To the Christians in the City of Ephesus
First John was written by John, one of Jesus’ original 12 disciples. He was probably “the disciple Jesus loved” (John 21:20), and along with Peter and James, he had a special relationship with Jesus.
He was noted for his gentleness and his graciousness and his goodness. He became a man who was characterized by such an outstanding devotion and love for the Lord Jesus that all his life he was singled out as the apostle of love.
As an eyewitness to Jesus’ ministry, John was qualified to teach the truth about him.
The letter known as 1 John was sent to a group of believers in Ephesus. Many within their community had abandoned the original faith in Jesus as the Messiah.
Despite their denial that Jesus had come in the flesh, their immoral lives and their lack of practical love, they still claimed that they belonged to God. They asserted they had a special source of spiritual insight, and that the rest of the group didn’t know the truth as they did. They made their rejection of the original teaching about Jesus emphatic by leaving the community of those who still held to it. Those left behind were deeply shaken, uncertain about everything they’d been taught.

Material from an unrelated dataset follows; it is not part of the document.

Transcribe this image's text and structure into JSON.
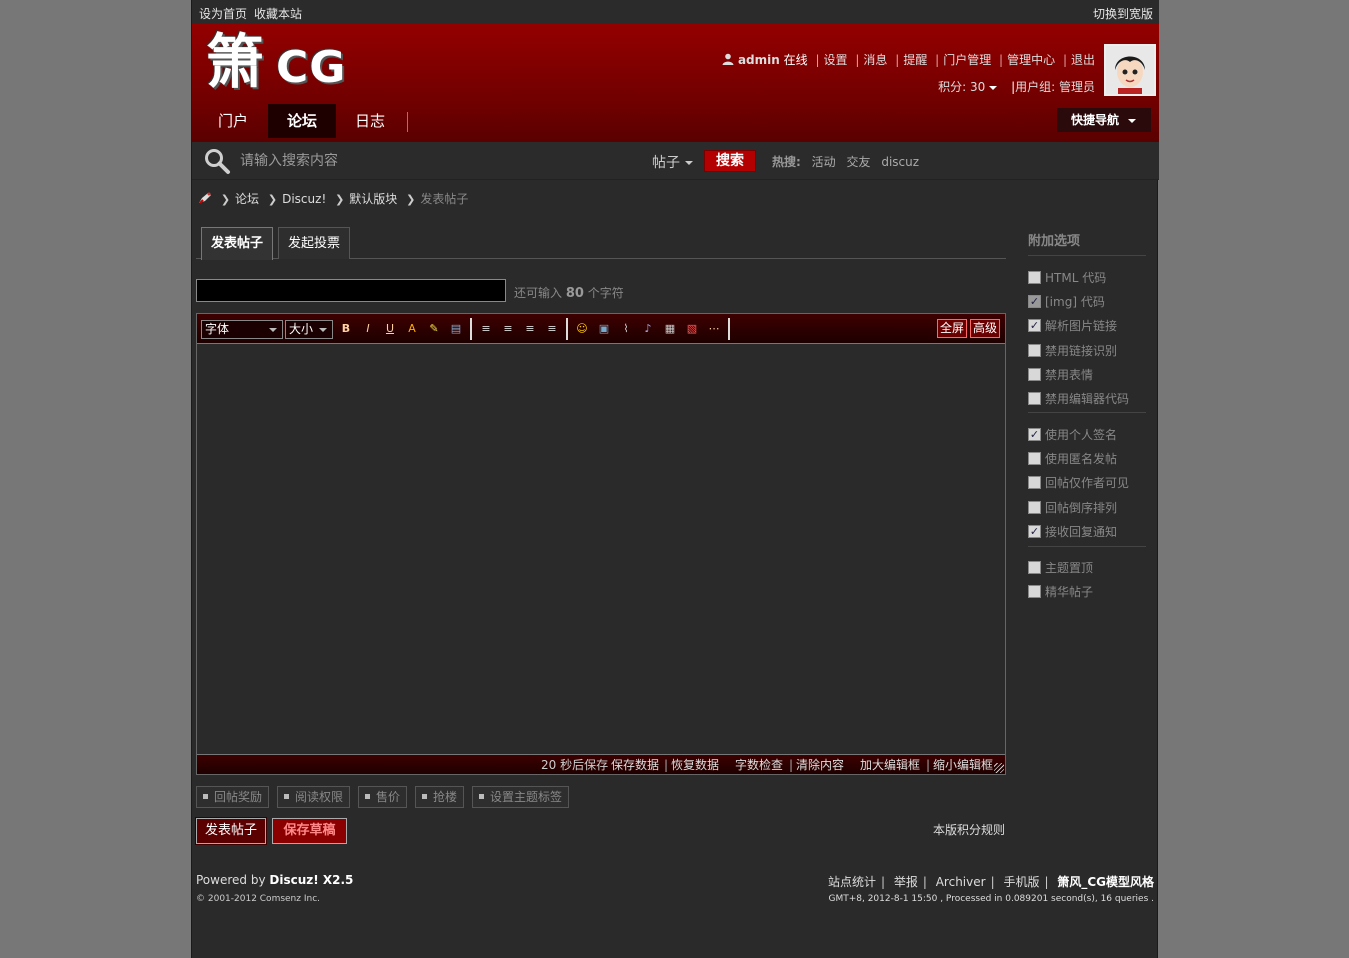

The main problem confronting the church at this time was declining commitment: Many believers were conforming to the world’s standards, failing to stand up for Christ and compromising their faith.
False teachers were plentiful, and they were accelerating the church’s downward slide away from the Christian faith.
First John was written to dispel doubts a by presenting a clear picture of Christ.
First John tackles a strange heresy that claimed Jesus had been on earth only in spirit, not in body. John wrote that he knew Jesus personally.
John stresses the importance of fellowshipping with fellow Christians and the acknowledgement and confession of sins.
John defines some of the main traits of true Christians: keeping the commandments and not loving the world.
If someone says they’re living in God’s light but they really hate a fellow Christian, then they’re actually in the dark and stumbling around blind.
If you love the world, you do not love God.
Do not love the world or the things in the world. The love of the Father is not in those who love the world; for all that is in the world—the desire of the flesh, the desire of the eyes, the pride in riches—comes not from the Father but from the world. (1 John 2:15-16)
John calls out love of money—”pride in riches”—as a bad thing. He equates it with loving the world.
While the elder is specific about which people deserve to get it. The elder isn’t advocating for general charity for all who are in need. He only calls out “brothers and sisters” as the folks deserving of generosity. But not just anyone who believes in Christ will do.
Do not receive into the house or welcome anyone who comes to you and does not bring this teaching; for to welcome is to participate in the evil deeds of such a person. (2 John 1:10-11)
The elder’s hospitality only applies to Christians.
Believers are “children of God.”
You know you’re alive when you love other people.
It is not enough to just say we love others; we have to prove it with our actions.
John gives warnings against false ministers and tells how to detect them.
He tells how to determine if someone has the love of God and how to demonstrate the love of God.
The test involves making sure these people and ideas center on the fact that Jesus came “in the flesh.” That just means that it’s important to believe Jesus was a human being.
The speaker tells the audience that they should love each other because “God is love.” If you have love in your heart then you’re living how God wants you to.
The speaker says that God loved the world so very much that he sent Jesus. Jesus gave up his life so that people could have a sin-free relationship with God.
Believe that God sent Jesus to save the whole world.
Love your fellow Christians.
He finishes off the chapter by saying that if you go around saying that you love God but you’re hating on other Christians, then you’re just a liar.
John encourages us to overcome the evils of the world (society) through faith, love and obedience and overcome trials through the power of God. He concludes with a warning against idolatry.
Anyone who believes that Jesus is the Messiah is a child of God.